Famed NY radio personality dies
Scott Muni, one of the legendary voices of New York radio and who was an AM and FM disc-jockey for nearly 50 years in the country's biggest radio market, died at the age of 74 Tuesday in Los Angeles, Reuters reports. The cause of death was not immediately known
Kit Bowen contributed to this report.
Previous rumors that Jermane and Randy Jackson had refused to attend the Jackson 5 reunion for the Michael Jackson: 30 Anniversary Celebration, The Solo Years can now be dismissed. All five brothers from the eponymous Jackson 5 music group have confirmed their attendance at the event.
After feuding for the last month with the show's producer, David Gest, over the ticket prices, the guest list and the lineups for the all-star events, Jermaine agreed on Friday to perform at the September 7 and 10 shows, to be held at New York's Madison Square Garden.

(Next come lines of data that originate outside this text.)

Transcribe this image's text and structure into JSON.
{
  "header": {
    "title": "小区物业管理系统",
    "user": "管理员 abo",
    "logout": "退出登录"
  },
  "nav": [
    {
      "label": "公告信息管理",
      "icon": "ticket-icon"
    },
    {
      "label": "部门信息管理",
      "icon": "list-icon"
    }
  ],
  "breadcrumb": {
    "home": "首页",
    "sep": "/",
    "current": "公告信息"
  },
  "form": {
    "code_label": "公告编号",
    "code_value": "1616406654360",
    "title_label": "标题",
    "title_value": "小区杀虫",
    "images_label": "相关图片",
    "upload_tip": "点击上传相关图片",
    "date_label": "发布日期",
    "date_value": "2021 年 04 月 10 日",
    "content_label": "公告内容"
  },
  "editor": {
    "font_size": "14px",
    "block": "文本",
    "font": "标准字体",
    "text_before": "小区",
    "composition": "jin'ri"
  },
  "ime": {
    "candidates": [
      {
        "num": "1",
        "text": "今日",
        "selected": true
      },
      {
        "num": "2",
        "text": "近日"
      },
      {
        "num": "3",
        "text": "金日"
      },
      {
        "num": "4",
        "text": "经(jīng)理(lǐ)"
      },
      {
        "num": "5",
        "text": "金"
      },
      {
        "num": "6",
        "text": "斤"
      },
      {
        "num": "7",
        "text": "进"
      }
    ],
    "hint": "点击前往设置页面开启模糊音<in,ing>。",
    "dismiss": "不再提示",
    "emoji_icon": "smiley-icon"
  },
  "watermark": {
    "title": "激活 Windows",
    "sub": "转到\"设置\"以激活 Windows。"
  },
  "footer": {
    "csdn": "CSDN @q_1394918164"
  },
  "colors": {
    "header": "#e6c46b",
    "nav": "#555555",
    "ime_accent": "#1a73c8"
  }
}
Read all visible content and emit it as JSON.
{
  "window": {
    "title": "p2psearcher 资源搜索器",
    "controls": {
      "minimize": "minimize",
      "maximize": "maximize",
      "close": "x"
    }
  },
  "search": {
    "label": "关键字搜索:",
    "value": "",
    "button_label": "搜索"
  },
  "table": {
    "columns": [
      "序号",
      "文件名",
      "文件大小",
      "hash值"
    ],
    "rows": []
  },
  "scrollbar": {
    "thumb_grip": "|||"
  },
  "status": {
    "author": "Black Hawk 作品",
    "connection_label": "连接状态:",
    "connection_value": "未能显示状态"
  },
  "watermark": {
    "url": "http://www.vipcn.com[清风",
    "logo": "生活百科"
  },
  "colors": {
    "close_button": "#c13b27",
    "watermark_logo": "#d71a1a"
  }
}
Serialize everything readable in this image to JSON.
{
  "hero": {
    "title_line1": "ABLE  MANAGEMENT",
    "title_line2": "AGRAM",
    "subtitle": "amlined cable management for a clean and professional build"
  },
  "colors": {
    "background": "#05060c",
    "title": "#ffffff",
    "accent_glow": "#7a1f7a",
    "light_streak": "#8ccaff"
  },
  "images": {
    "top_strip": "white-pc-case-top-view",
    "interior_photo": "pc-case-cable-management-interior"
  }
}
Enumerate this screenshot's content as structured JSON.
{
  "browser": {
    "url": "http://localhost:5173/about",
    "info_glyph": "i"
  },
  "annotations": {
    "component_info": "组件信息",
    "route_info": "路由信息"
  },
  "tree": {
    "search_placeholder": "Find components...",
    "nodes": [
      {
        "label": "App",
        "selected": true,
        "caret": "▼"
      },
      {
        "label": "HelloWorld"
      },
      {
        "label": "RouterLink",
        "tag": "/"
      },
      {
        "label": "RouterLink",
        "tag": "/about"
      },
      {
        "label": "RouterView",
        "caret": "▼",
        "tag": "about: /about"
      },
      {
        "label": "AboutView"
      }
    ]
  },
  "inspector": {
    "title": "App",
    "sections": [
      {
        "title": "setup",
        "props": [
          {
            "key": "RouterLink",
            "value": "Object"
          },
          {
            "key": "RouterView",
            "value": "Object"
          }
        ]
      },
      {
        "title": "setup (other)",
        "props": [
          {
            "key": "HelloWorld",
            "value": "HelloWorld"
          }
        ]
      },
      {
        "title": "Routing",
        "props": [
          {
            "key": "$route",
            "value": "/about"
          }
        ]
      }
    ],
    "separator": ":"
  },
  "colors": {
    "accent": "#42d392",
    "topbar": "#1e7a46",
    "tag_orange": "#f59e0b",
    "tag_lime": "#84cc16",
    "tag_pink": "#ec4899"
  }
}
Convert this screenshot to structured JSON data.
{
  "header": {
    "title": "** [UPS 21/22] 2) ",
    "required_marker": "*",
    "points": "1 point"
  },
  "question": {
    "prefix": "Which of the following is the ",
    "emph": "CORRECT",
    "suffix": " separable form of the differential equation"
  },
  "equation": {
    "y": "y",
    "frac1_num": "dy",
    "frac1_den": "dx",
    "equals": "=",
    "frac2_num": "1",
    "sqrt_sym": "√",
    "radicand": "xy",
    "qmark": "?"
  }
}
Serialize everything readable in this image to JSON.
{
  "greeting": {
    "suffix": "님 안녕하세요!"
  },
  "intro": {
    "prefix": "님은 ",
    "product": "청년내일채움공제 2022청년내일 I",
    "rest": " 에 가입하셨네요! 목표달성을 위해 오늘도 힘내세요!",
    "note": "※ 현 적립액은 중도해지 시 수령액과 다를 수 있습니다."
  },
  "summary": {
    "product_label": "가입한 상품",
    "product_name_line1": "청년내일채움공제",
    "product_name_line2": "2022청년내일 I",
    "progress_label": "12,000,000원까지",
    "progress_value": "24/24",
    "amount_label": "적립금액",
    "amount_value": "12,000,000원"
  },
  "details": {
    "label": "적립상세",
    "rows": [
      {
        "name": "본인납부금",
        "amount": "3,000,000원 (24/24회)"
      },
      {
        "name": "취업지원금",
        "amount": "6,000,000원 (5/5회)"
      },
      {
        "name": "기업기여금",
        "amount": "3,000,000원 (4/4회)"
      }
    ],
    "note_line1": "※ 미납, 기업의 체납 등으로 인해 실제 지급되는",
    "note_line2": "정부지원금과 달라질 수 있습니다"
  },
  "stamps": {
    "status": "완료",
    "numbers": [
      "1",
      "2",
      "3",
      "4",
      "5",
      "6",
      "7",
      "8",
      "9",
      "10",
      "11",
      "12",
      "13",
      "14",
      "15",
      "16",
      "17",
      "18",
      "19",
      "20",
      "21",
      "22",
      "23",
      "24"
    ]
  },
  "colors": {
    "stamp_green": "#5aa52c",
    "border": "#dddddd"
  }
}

"Having been accused of not wanting to be a part of my brother's 30th anniversary concert for publicity reasons is not right," Jermaine Jackson said in a statement Friday. "My concern was that our loyal fans were not invited nor able to attend because of excessive prices," he told SonicNet.com.
A combined total of 40,000 tickets for the September 7 and 10 Michael Jackson celebration concerts--priced $45 to $2,500 per ticket--sold out just five hours after going on sale on July 31, Launch. com reported.
"I place my family above all else and I would like to perform with my brothers in spite of all that has gone on. I'm sorry that loyalty to my fans and family has been perceived as betrayal," Jermaine added.
The Jackson brothers convened in Los Angeles on Friday to begin rehearsing for the shows.
A complete list of confirmed special guests goes as follows:
Friday, September 7: Marc Anthony; Ray Charles; Deborah Cox; Destiny's Child; Gloria Estefan; Billy Gilman; Whitney Houston; James Ingram; Quincy Jones & the Legends of Jazz including Al Jarreau, Herbie Mann, Les McCann, David "Fathead" Newman, Jimmy Smith, Clark Terry & Cassandra Wilson; Liza Minnelli; Monica; Mya; *NSYNC; Jill Scott; Shaggy featuring Ricardo "Rikrok" Ducent & Rayvon; Britney Spears; Tamia; 3T; Usher.
Monday, September 10: Marc Anthony; Mary J. Blige; Deborah Cox; Missy "Misdemeanor" Elliott; Gloria Gaynor; Al Jarreau; Gladys Knight; Lil' Romeo; Ricky Martin; Liza Minnelli; Monica; Mya; 98 Degrees; Jill Scott; Usher; Luther Vandross; Dionne Warwick.
In addition, stars from television, sports, movies, and the recording industry will honor Jackson during the concerts. Confirmed guests include: Marlon Brando; Elizabeth Taylor; Samuel L. Jackson; Willem Dafoe; William Shatner; Dr. Dre; Snoop Dogg; Yoko Ono; Sean Lennon; Jane Russell; Chris Tucker; Liam Neeson; Vanessa Redgrave; Franco Nero; Muhammad Ali; Kobe Bryant; Magic Johnson; Esther Williams; Gregory Peck; Jennifer Jones; Angie Dickinson; Master P; Robert Wagner; Jill St. John; Sir John Mills; Hayley Mills; Janet Leigh; Reggie Miller; Ann Miller; Jane Powell; Macaulay Culkin; Patricia Neal.